▼

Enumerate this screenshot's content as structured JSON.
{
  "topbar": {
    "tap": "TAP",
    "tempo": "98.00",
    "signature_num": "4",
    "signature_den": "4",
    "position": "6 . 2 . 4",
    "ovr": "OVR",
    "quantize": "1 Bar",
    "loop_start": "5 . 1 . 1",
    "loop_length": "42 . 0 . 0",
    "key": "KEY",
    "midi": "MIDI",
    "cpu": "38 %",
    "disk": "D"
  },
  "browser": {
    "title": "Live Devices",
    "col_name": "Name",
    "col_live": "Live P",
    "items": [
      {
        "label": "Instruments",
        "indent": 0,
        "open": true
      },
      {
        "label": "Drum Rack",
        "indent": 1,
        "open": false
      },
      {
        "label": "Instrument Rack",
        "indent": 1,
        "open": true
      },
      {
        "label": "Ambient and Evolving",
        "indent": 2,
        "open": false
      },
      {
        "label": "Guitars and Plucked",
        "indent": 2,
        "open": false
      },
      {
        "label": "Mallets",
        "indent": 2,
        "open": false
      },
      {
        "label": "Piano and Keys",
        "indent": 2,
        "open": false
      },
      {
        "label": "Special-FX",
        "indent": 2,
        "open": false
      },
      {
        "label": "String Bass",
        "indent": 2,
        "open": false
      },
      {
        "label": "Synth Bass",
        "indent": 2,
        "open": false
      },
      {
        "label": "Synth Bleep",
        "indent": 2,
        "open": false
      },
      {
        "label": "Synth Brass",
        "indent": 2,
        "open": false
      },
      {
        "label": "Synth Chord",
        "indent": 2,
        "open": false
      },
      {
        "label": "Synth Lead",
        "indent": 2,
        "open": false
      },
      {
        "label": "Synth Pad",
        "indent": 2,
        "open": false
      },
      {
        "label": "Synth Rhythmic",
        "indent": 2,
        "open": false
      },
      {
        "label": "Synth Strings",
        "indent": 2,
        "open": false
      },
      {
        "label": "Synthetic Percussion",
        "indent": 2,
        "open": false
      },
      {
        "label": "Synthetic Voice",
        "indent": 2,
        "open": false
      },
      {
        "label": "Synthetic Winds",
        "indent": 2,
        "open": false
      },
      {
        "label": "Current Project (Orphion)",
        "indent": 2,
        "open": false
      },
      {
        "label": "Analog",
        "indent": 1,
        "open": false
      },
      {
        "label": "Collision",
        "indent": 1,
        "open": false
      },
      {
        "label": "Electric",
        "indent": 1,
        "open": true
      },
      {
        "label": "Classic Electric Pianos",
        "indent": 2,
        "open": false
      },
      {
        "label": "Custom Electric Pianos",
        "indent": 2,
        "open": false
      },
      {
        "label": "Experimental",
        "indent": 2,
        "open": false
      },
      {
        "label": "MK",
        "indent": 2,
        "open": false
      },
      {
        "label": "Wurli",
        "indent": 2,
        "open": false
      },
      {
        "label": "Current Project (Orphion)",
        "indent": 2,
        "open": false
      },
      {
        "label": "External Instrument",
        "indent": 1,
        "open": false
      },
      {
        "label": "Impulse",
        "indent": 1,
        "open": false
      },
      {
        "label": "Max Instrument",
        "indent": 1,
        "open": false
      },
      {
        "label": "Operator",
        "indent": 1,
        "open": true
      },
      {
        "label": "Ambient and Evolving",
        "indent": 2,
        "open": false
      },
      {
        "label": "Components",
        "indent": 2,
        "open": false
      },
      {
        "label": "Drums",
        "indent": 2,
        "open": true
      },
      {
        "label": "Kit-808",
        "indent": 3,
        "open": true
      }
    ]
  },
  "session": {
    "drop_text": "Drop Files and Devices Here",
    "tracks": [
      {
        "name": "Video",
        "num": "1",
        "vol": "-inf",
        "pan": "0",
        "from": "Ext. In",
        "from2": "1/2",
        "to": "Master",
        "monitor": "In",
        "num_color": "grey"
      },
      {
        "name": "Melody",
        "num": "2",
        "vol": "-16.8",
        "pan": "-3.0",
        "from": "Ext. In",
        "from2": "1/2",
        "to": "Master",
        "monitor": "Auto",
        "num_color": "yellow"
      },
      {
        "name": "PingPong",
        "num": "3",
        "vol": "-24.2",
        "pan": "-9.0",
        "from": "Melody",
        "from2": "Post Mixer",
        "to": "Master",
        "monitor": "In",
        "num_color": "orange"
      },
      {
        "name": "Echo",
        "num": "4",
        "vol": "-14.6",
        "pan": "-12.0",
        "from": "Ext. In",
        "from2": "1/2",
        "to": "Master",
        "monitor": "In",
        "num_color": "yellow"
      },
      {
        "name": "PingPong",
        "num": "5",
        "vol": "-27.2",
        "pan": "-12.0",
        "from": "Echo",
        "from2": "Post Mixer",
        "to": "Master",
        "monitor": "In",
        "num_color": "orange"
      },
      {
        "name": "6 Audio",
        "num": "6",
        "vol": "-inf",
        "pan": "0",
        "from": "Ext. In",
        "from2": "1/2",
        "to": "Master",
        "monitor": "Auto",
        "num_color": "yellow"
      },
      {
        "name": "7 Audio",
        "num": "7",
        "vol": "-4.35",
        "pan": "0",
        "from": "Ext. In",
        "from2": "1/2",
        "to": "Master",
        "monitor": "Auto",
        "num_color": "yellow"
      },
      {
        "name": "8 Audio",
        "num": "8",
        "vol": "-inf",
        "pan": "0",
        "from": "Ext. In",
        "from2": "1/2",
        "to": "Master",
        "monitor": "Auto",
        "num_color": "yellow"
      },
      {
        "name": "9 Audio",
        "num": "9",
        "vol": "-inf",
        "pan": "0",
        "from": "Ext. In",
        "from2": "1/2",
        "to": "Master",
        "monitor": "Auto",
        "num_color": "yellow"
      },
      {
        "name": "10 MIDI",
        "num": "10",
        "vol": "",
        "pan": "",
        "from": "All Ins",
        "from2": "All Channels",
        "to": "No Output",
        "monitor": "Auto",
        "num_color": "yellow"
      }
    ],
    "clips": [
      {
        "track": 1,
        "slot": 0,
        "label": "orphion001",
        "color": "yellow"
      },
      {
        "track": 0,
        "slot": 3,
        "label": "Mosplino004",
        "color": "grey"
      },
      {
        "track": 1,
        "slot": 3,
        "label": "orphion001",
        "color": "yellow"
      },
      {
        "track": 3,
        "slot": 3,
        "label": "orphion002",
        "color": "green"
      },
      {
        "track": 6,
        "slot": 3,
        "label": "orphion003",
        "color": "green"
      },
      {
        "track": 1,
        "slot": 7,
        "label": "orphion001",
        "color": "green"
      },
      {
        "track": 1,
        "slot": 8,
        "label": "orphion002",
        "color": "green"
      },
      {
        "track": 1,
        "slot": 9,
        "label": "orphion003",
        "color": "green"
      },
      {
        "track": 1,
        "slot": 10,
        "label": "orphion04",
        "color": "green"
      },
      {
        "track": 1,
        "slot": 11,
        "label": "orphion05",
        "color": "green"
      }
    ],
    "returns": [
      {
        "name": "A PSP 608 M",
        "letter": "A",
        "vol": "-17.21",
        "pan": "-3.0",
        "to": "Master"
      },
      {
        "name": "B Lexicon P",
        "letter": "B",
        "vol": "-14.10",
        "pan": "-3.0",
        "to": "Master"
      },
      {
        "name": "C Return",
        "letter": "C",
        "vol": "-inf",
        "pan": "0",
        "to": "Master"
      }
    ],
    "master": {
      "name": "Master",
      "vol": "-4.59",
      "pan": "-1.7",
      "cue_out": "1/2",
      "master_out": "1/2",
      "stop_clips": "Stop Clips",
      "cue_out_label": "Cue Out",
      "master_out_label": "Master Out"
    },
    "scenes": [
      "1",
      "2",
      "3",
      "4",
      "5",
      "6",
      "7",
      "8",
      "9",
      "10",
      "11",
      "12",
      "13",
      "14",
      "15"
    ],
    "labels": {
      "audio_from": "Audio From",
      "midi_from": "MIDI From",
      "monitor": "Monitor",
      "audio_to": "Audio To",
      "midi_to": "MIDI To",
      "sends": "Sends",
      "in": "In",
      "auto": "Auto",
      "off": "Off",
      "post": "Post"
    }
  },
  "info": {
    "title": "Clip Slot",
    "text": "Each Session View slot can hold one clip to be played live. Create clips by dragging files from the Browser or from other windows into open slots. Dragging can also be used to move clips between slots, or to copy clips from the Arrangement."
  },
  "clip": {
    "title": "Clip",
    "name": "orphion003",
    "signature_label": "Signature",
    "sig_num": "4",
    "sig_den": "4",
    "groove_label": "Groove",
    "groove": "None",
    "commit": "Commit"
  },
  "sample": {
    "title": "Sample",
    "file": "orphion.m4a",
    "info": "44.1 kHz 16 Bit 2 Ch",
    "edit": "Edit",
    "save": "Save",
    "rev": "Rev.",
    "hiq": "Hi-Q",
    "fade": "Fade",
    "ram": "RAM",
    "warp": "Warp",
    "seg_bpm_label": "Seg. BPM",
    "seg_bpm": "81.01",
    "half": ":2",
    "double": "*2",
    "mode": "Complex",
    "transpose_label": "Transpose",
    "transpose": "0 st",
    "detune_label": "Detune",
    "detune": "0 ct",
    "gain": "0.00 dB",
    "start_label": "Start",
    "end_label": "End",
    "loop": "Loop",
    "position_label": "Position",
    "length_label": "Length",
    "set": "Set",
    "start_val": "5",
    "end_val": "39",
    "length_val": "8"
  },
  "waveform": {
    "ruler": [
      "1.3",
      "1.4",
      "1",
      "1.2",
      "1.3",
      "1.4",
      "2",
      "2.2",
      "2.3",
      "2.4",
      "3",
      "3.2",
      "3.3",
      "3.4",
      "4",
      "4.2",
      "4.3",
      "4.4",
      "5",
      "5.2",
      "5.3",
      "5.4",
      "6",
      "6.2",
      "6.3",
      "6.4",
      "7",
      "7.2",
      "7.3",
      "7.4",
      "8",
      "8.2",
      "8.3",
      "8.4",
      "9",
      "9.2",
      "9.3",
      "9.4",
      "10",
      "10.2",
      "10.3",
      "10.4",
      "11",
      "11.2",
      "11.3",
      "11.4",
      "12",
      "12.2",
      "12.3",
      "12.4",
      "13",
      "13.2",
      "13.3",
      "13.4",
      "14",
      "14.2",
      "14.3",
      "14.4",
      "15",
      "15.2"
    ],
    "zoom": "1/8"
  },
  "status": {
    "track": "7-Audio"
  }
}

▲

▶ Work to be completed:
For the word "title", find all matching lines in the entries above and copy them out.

▶ Solution for this problem:
    "title": "Live Devices",
    "title": "Clip Slot",
    "title": "Clip",
    "title": "Sample",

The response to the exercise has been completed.